=== Section Start ===

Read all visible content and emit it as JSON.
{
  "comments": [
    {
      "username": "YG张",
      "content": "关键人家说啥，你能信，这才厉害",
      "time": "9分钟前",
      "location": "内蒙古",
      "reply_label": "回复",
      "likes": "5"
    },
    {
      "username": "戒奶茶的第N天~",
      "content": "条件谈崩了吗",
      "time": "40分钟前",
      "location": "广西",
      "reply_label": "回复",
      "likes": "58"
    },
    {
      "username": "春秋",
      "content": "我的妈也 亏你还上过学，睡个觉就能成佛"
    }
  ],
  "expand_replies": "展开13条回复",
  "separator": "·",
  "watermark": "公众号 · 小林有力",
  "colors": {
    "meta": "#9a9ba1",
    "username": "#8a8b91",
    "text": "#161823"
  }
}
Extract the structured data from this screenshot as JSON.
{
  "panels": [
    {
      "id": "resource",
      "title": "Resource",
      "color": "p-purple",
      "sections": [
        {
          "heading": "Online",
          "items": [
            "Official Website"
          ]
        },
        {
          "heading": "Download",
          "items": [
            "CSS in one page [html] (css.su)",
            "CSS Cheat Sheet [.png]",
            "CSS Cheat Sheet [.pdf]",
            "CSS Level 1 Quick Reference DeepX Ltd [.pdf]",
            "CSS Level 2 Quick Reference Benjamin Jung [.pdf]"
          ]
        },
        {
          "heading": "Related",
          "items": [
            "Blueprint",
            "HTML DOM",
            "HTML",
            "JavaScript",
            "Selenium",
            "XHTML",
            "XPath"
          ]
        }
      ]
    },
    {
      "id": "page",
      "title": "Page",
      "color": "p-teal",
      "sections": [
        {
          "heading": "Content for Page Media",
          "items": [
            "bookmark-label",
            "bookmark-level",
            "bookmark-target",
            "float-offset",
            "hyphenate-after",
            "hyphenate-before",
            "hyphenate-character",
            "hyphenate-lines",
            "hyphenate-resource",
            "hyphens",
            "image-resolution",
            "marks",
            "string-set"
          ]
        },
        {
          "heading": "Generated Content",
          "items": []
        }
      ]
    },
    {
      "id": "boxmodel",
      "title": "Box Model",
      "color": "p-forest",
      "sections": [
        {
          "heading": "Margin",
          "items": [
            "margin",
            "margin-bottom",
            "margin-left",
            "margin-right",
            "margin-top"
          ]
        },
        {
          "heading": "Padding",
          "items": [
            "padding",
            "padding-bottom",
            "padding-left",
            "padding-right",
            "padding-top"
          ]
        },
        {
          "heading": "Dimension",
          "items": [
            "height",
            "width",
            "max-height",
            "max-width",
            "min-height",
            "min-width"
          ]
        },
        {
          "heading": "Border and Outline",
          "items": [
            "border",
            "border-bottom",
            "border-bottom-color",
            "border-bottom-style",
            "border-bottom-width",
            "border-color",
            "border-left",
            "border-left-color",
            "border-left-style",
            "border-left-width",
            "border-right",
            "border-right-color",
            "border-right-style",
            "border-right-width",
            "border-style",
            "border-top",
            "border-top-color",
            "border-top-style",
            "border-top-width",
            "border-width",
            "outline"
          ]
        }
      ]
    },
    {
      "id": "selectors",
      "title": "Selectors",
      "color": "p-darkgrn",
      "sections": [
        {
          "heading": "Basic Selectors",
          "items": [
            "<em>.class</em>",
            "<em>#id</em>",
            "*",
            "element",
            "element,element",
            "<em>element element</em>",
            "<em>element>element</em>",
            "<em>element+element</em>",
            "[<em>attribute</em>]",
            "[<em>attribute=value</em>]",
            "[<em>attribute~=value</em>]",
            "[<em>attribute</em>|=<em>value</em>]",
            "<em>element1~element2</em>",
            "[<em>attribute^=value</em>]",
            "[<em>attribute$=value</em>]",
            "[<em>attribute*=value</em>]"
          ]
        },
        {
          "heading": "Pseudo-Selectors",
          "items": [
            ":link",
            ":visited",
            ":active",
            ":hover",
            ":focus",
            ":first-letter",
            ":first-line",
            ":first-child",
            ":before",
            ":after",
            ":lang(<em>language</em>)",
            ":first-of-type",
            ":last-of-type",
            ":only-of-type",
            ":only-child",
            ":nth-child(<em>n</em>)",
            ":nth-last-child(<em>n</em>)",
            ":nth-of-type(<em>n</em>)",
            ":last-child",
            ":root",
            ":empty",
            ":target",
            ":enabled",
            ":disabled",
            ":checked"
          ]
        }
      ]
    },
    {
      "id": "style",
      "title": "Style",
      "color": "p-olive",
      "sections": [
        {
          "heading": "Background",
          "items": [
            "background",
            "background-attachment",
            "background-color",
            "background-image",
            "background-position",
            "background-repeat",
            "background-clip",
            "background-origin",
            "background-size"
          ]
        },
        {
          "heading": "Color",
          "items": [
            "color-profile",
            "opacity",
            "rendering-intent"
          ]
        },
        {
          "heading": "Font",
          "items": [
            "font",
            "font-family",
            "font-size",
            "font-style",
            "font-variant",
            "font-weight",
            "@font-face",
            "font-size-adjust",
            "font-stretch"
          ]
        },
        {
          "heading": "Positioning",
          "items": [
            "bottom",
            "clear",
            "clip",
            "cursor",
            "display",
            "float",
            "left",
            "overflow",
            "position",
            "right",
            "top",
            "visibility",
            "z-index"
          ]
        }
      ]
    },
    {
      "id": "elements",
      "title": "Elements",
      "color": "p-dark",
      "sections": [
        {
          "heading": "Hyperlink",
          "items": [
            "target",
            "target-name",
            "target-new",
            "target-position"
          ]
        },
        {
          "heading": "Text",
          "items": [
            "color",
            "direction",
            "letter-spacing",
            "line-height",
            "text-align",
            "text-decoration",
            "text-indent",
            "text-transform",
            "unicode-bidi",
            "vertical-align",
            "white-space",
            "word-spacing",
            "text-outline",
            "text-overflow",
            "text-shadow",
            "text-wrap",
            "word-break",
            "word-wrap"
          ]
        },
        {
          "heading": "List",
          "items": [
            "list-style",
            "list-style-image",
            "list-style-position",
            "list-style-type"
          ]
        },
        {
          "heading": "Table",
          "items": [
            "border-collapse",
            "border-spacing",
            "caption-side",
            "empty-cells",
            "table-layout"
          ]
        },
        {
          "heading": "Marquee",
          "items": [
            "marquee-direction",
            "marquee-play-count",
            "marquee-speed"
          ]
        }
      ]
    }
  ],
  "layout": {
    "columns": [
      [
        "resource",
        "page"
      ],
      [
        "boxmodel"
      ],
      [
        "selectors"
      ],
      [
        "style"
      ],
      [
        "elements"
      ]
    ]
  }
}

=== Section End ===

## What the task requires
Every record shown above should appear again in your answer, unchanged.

## Your response
Read all visible content and emit it as JSON.
{
  "comments": [
    {
      "username": "YG张",
      "content": "关键人家说啥，你能信，这才厉害",
      "time": "9分钟前",
      "location": "内蒙古",
      "reply_label": "回复",
      "likes": "5"
    },
    {
      "username": "戒奶茶的第N天~",
      "content": "条件谈崩了吗",
      "time": "40分钟前",
      "location": "广西",
      "reply_label": "回复",
      "likes": "58"
    },
    {
      "username": "春秋",
      "content": "我的妈也 亏你还上过学，睡个觉就能成佛"
    }
  ],
  "expand_replies": "展开13条回复",
  "separator": "·",
  "watermark": "公众号 · 小林有力",
  "colors": {
    "meta": "#9a9ba1",
    "username": "#8a8b91",
    "text": "#161823"
  }
}
Extract the structured data from this screenshot as JSON.
{
  "panels": [
    {
      "id": "resource",
      "title": "Resource",
      "color": "p-purple",
      "sections": [
        {
          "heading": "Online",
          "items": [
            "Official Website"
          ]
        },
        {
          "heading": "Download",
          "items": [
            "CSS in one page [html] (css.su)",
            "CSS Cheat Sheet [.png]",
            "CSS Cheat Sheet [.pdf]",
            "CSS Level 1 Quick Reference DeepX Ltd [.pdf]",
            "CSS Level 2 Quick Reference Benjamin Jung [.pdf]"
          ]
        },
        {
          "heading": "Related",
          "items": [
            "Blueprint",
            "HTML DOM",
            "HTML",
            "JavaScript",
            "Selenium",
            "XHTML",
            "XPath"
          ]
        }
      ]
    },
    {
      "id": "page",
      "title": "Page",
      "color": "p-teal",
      "sections": [
        {
          "heading": "Content for Page Media",
          "items": [
            "bookmark-label",
            "bookmark-level",
            "bookmark-target",
            "float-offset",
            "hyphenate-after",
            "hyphenate-before",
            "hyphenate-character",
            "hyphenate-lines",
            "hyphenate-resource",
            "hyphens",
            "image-resolution",
            "marks",
            "string-set"
          ]
        },
        {
          "heading": "Generated Content",
          "items": []
        }
      ]
    },
    {
      "id": "boxmodel",
      "title": "Box Model",
      "color": "p-forest",
      "sections": [
        {
          "heading": "Margin",
          "items": [
            "margin",
            "margin-bottom",
            "margin-left",
            "margin-right",
            "margin-top"
          ]
        },
        {
          "heading": "Padding",
          "items": [
            "padding",
            "padding-bottom",
            "padding-left",
            "padding-right",
            "padding-top"
          ]
        },
        {
          "heading": "Dimension",
          "items": [
            "height",
            "width",
            "max-height",
            "max-width",
            "min-height",
            "min-width"
          ]
        },
        {
          "heading": "Border and Outline",
          "items": [
            "border",
            "border-bottom",
            "border-bottom-color",
            "border-bottom-style",
            "border-bottom-width",
            "border-color",
            "border-left",
            "border-left-color",
            "border-left-style",
            "border-left-width",
            "border-right",
            "border-right-color",
            "border-right-style",
            "border-right-width",
            "border-style",
            "border-top",
            "border-top-color",
            "border-top-style",
            "border-top-width",
            "border-width",
            "outline"
          ]
        }
      ]
    },
    {
      "id": "selectors",
      "title": "Selectors",
      "color": "p-darkgrn",
      "sections": [
        {
          "heading": "Basic Selectors",
          "items": [
            "<em>.class</em>",
            "<em>#id</em>",
            "*",
            "element",
            "element,element",
            "<em>element element</em>",
            "<em>element>element</em>",
            "<em>element+element</em>",
            "[<em>attribute</em>]",
            "[<em>attribute=value</em>]",
            "[<em>attribute~=value</em>]",
            "[<em>attribute</em>|=<em>value</em>]",
            "<em>element1~element2</em>",
            "[<em>attribute^=value</em>]",
            "[<em>attribute$=value</em>]",
            "[<em>attribute*=value</em>]"
          ]
        },
        {
          "heading": "Pseudo-Selectors",
          "items": [
            ":link",
            ":visited",
            ":active",
            ":hover",
            ":focus",
            ":first-letter",
            ":first-line",
            ":first-child",
            ":before",
            ":after",
            ":lang(<em>language</em>)",
            ":first-of-type",
            ":last-of-type",
            ":only-of-type",
            ":only-child",
            ":nth-child(<em>n</em>)",
            ":nth-last-child(<em>n</em>)",
            ":nth-of-type(<em>n</em>)",
            ":last-child",
            ":root",
            ":empty",
            ":target",
            ":enabled",
            ":disabled",
            ":checked"
          ]
        }
      ]
    },
    {
      "id": "style",
      "title": "Style",
      "color": "p-olive",
      "sections": [
        {
          "heading": "Background",
          "items": [
            "background",
            "background-attachment",
            "background-color",
            "background-image",
            "background-position",
            "background-repeat",
            "background-clip",
            "background-origin",
            "background-size"
          ]
        },
        {
          "heading": "Color",
          "items": [
            "color-profile",
            "opacity",
            "rendering-intent"
          ]
        },
        {
          "heading": "Font",
          "items": [
            "font",
            "font-family",
            "font-size",
            "font-style",
            "font-variant",
            "font-weight",
            "@font-face",
            "font-size-adjust",
            "font-stretch"
          ]
        },
        {
          "heading": "Positioning",
          "items": [
            "bottom",
            "clear",
            "clip",
            "cursor",
            "display",
            "float",
            "left",
            "overflow",
            "position",
            "right",
            "top",
            "visibility",
            "z-index"
          ]
        }
      ]
    },
    {
      "id": "elements",
      "title": "Elements",
      "color": "p-dark",
      "sections": [
        {
          "heading": "Hyperlink",
          "items": [
            "target",
            "target-name",
            "target-new",
            "target-position"
          ]
        },
        {
          "heading": "Text",
          "items": [
            "color",
            "direction",
            "letter-spacing",
            "line-height",
            "text-align",
            "text-decoration",
            "text-indent",
            "text-transform",
            "unicode-bidi",
            "vertical-align",
            "white-space",
            "word-spacing",
            "text-outline",
            "text-overflow",
            "text-shadow",
            "text-wrap",
            "word-break",
            "word-wrap"
          ]
        },
        {
          "heading": "List",
          "items": [
            "list-style",
            "list-style-image",
            "list-style-position",
            "list-style-type"
          ]
        },
        {
          "heading": "Table",
          "items": [
            "border-collapse",
            "border-spacing",
            "caption-side",
            "empty-cells",
            "table-layout"
          ]
        },
        {
          "heading": "Marquee",
          "items": [
            "marquee-direction",
            "marquee-play-count",
            "marquee-speed"
          ]
        }
      ]
    }
  ],
  "layout": {
    "columns": [
      [
        "resource",
        "page"
      ],
      [
        "boxmodel"
      ],
      [
        "selectors"
      ],
      [
        "style"
      ],
      [
        "elements"
      ]
    ]
  }
}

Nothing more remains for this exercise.